Sjogren's syndrome is an autoimmune-mediated systemic inflammatory disorder found in about 0.5-1% of the population. It affects different parts of the body, but the most severe symptoms are typically associated with the tear glands and salivary glands. The condition is specifically characterized by the presence of a dry mouth and dry eyes (sicca symptoms).
Primary Sjogren's syndrome occurs in people with no underlying cause, whereas the secondary form of the disorder is caused by an underlying rheumatologic disease. Systemic lupus erythematosus and rheumatoid arthritis are the two leading causes of secondary Sjogren's syndrome.
What are the symptoms of Sjogren's syndrome?
Dryness in the eyes causes painful burning sensations. The eyes may also feel gritty. The presence of dryness in the mouth makes it difficult to eat and swallow food. Some individuals may also encounter extreme dryness in the throat, nasal pathways and vagina. Dry skin and swelling of the face and neck gland is also common.

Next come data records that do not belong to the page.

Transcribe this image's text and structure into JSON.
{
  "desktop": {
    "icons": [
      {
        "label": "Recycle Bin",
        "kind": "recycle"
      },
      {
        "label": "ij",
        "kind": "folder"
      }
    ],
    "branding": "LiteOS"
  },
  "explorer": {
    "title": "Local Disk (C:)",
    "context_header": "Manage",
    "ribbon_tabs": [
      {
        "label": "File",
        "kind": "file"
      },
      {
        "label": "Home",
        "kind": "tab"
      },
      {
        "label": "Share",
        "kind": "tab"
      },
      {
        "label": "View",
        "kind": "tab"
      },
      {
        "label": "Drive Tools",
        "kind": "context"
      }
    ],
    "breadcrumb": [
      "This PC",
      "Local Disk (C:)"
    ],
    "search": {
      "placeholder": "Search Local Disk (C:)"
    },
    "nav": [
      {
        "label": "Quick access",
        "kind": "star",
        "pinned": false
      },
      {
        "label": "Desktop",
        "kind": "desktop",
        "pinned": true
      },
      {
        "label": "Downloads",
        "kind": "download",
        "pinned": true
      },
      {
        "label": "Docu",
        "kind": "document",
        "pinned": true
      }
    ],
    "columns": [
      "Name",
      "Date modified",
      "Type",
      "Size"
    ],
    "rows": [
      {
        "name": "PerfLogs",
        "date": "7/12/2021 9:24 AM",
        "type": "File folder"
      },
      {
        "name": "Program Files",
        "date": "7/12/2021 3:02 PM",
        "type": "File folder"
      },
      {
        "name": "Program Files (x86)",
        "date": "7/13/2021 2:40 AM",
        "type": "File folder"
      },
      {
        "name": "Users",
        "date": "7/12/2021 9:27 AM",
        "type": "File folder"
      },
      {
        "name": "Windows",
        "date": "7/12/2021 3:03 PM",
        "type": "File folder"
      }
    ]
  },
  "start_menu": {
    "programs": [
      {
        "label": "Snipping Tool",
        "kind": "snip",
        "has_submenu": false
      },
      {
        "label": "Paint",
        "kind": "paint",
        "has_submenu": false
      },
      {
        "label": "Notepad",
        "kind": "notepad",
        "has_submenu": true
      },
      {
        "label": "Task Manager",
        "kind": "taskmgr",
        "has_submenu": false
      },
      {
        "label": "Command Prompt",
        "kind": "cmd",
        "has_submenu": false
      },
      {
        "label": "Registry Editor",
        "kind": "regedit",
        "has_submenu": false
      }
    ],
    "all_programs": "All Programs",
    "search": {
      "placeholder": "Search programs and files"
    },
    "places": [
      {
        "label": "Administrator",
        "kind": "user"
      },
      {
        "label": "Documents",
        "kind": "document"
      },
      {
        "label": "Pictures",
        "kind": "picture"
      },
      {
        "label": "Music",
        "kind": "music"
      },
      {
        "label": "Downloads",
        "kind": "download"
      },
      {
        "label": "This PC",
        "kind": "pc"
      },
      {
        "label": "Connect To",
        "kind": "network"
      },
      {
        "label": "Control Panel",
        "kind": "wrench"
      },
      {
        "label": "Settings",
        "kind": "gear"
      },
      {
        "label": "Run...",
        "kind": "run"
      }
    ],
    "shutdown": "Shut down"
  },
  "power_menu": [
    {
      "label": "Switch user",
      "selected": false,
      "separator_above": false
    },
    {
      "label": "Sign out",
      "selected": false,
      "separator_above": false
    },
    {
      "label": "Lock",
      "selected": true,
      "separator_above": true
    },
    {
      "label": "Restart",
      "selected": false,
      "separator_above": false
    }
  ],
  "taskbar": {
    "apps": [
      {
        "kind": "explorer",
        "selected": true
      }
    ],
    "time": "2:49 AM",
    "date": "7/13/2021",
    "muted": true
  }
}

In up to half of all cases the joints, skin, gut, nervous system, and kidneys are also involved by Sjogren’s syndrome.
Complications of Sjogren's syndrome
The complications associated with Sjögren's syndrome are basically related to its effects on the tear and salivary glands. Tears are the cleansing system of the eyes and hence dry eyes put the individual at an increased risk of developing infections. Tears are also involved in the supply of nutrients to the cornea; for this reason, dry eyes can also lead to corneal damage.

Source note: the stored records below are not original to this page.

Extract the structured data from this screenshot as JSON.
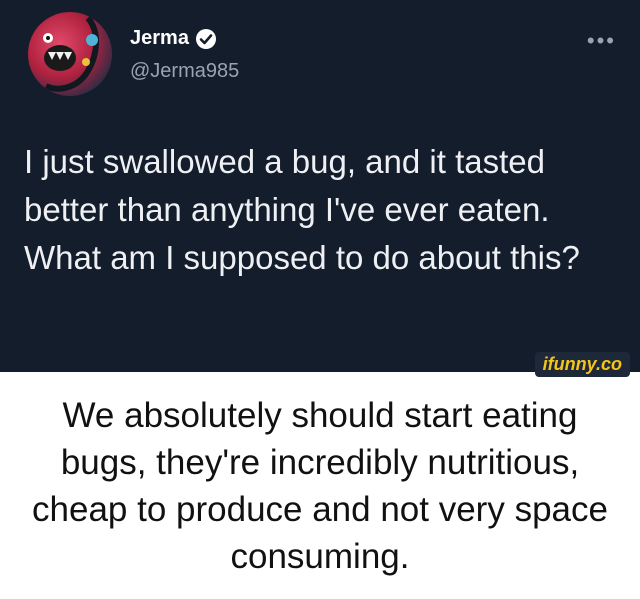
{
  "tweet": {
    "display_name": "Jerma",
    "handle": "@Jerma985",
    "verified_icon": "verified-badge-icon",
    "more_icon": "more-horizontal-icon",
    "text": "I just swallowed a bug, and it tasted better than anything I've ever eaten. What am I supposed to do about this?"
  },
  "watermark": "ifunny.co",
  "caption": "We absolutely should start eating bugs, they're incredibly nutritious, cheap to produce and not very space consuming.",
  "colors": {
    "tweet_background": "#141d2b",
    "verified": "#1d9bf0",
    "watermark": "#f5c518"
  }
}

Similarly, the lack of saliva is also associated with an increased risk of dental problems such as tooth decay, thrush and gingivitis. Patients may also encounter swelling of the salivary glands. Painful stiff joints, fatigue and numbness have also been reported in some patients.
In primary Sjogren’s syndrome, the risk of B-cell non-Hodgkin’s lymphoma is increased compared to the general population, and often involve the salivary glands. Warning signs of this change must be looked for and these patients carefully followed up for proper referral when necessary.
Vascular thrombotic disorders are more common in pregnant women with Sjogren’s syndrome and this may cause a high complication rate, including miscarriages and premature labor.
What are the risk factors for Sjogren's syndrome?
Sjogren's syndrome can develop at any age; however, the condition is usually found in people older than 40. The syndrome is nine times more common in women. About half of people suffering from rheumatic disease also have Sjogren's syndrome.
How is Sjogren's syndrome diagnosed?
The differential diagnosis of Sjogren's syndrome is crucial to initiate the right treatment strategy. The presence of a plethora of symptoms and its marked resemblance to other diseases makes accurate diagnosis a challenge.
Blood tests for disease-specific antibodies can help in the diagnosis of Sjogren's syndrome. Other tests include the counts of different blood cells and inflammatory mediator concentrations.
Schirmer tear test is used to measure the amount of tears produced by the eyes and to assess eye function.
Sialography and salivary scintigraphy are two imaging tests that may be utilized to determine the function of the salivary glands.
In certain instances, a lip biopsy may be recommended to detect specific inflammatory cells associated with Sjogren's syndrome.
What are the treatment options for Sjogren's syndrome?
For mild cases of Sjogren's syndrome, the use of over-the-counter eye drops (without preservatives) or gels coupled with increased water intake can help to manage the symptoms of dry eyes and dry mouth respectively. Artificial tears and artificial saliva may also help to relieve the discomfort.
Proper dental care is necessary to prevent caries, and includes the use of fluoridated toothpaste, as well as stimulation of saliva by sugar-free chewing gum or lozenges.
Warm compresses help relieve the dryness, as does stopping the use of contact lenses. Ophthalmologic consultation is typically required.
Severe cases may need pharmacological treatment, and in some cases surgery. Eye drops containing anti-inflammatory agents are often prescribed to combat inflammation. Drugs belonging to the class of cholinergic agonists can help in increasing saliva production. Nonsteroidal anti-inflammatory drugs (NSAIDs) may be used to tackle the arthritis-like symptoms.
Punctal occlusion is a minor surgical operation which may help in treating the dry eyes associated with Sjogren's syndrome. The procedure involves sealing the tear ducts with collagen or silicone plugs.
Self-care habits such as avoiding smoking and good oral hygiene can also help relieve the symptoms to some extent.